*GOAL OF THE EXERCISE*
Print every line of the records below exactly as it reads.

== Segment start ==

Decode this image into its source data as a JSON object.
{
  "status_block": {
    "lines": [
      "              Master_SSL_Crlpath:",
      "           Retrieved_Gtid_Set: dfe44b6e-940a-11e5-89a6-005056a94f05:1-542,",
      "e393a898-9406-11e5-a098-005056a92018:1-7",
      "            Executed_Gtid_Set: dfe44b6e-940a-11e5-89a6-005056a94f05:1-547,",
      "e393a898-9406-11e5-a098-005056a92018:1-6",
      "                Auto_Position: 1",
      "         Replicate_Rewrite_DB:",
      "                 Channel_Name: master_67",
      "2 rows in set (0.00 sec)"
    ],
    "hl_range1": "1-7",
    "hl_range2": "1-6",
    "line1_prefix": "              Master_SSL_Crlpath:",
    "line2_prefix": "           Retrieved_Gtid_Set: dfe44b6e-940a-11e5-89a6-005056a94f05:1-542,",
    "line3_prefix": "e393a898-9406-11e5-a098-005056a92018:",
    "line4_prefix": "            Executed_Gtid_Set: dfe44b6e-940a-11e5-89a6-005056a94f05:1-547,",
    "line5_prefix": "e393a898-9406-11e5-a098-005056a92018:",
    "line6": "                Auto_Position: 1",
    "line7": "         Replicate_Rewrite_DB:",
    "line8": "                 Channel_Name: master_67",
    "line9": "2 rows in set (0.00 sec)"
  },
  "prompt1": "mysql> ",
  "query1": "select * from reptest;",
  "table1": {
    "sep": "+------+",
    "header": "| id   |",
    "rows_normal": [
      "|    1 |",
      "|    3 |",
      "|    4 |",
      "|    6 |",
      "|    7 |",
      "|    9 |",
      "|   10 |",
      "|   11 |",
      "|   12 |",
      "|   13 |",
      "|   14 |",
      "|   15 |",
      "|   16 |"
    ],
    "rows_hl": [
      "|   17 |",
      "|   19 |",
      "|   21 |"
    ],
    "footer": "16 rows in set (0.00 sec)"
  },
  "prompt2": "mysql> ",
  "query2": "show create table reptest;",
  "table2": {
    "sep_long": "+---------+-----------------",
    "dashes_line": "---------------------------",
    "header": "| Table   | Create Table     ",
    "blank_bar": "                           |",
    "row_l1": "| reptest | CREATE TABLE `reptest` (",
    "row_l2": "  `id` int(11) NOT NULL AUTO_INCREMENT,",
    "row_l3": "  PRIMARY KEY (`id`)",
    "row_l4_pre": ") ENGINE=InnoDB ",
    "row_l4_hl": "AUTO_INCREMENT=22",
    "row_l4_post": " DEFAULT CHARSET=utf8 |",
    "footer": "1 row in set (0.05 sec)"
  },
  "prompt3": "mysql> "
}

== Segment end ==

*FINISHED EXERCISE*
Decode this image into its source data as a JSON object.
{
  "status_block": {
    "lines": [
      "              Master_SSL_Crlpath:",
      "           Retrieved_Gtid_Set: dfe44b6e-940a-11e5-89a6-005056a94f05:1-542,",
      "e393a898-9406-11e5-a098-005056a92018:1-7",
      "            Executed_Gtid_Set: dfe44b6e-940a-11e5-89a6-005056a94f05:1-547,",
      "e393a898-9406-11e5-a098-005056a92018:1-6",
      "                Auto_Position: 1",
      "         Replicate_Rewrite_DB:",
      "                 Channel_Name: master_67",
      "2 rows in set (0.00 sec)"
    ],
    "hl_range1": "1-7",
    "hl_range2": "1-6",
    "line1_prefix": "              Master_SSL_Crlpath:",
    "line2_prefix": "           Retrieved_Gtid_Set: dfe44b6e-940a-11e5-89a6-005056a94f05:1-542,",
    "line3_prefix": "e393a898-9406-11e5-a098-005056a92018:",
    "line4_prefix": "            Executed_Gtid_Set: dfe44b6e-940a-11e5-89a6-005056a94f05:1-547,",
    "line5_prefix": "e393a898-9406-11e5-a098-005056a92018:",
    "line6": "                Auto_Position: 1",
    "line7": "         Replicate_Rewrite_DB:",
    "line8": "                 Channel_Name: master_67",
    "line9": "2 rows in set (0.00 sec)"
  },
  "prompt1": "mysql> ",
  "query1": "select * from reptest;",
  "table1": {
    "sep": "+------+",
    "header": "| id   |",
    "rows_normal": [
      "|    1 |",
      "|    3 |",
      "|    4 |",
      "|    6 |",
      "|    7 |",
      "|    9 |",
      "|   10 |",
      "|   11 |",
      "|   12 |",
      "|   13 |",
      "|   14 |",
      "|   15 |",
      "|   16 |"
    ],
    "rows_hl": [
      "|   17 |",
      "|   19 |",
      "|   21 |"
    ],
    "footer": "16 rows in set (0.00 sec)"
  },
  "prompt2": "mysql> ",
  "query2": "show create table reptest;",
  "table2": {
    "sep_long": "+---------+-----------------",
    "dashes_line": "---------------------------",
    "header": "| Table   | Create Table     ",
    "blank_bar": "                           |",
    "row_l1": "| reptest | CREATE TABLE `reptest` (",
    "row_l2": "  `id` int(11) NOT NULL AUTO_INCREMENT,",
    "row_l3": "  PRIMARY KEY (`id`)",
    "row_l4_pre": ") ENGINE=InnoDB ",
    "row_l4_hl": "AUTO_INCREMENT=22",
    "row_l4_post": " DEFAULT CHARSET=utf8 |",
    "footer": "1 row in set (0.05 sec)"
  },
  "prompt3": "mysql> "
}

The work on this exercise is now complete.